* YOUR TASK
Your task is to copy each line of the records that includes the string "Profile".

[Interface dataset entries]
►

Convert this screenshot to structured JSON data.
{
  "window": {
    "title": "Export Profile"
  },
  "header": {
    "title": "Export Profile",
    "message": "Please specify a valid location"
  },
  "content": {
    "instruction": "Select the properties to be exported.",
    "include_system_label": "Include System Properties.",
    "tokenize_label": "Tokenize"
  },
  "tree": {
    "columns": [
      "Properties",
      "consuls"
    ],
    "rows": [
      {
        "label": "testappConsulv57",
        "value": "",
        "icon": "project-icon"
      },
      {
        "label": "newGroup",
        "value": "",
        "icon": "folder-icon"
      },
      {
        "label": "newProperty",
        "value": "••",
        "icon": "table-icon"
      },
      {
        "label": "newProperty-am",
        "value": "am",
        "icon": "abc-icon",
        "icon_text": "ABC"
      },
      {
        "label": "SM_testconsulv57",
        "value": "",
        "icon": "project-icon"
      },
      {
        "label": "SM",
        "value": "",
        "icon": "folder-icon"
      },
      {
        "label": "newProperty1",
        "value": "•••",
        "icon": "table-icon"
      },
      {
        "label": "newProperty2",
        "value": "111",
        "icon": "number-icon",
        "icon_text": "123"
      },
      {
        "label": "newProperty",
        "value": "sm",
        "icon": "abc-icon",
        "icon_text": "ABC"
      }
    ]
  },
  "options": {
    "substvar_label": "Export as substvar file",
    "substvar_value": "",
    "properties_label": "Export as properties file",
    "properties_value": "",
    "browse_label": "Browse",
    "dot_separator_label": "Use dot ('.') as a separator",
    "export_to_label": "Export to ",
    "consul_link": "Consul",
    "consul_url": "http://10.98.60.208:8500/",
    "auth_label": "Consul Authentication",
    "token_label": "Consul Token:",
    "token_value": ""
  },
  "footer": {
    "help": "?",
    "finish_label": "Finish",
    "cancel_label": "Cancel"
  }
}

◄

* EXERCISE SOLUTION
    "title": "Export Profile"
    "title": "Export Profile",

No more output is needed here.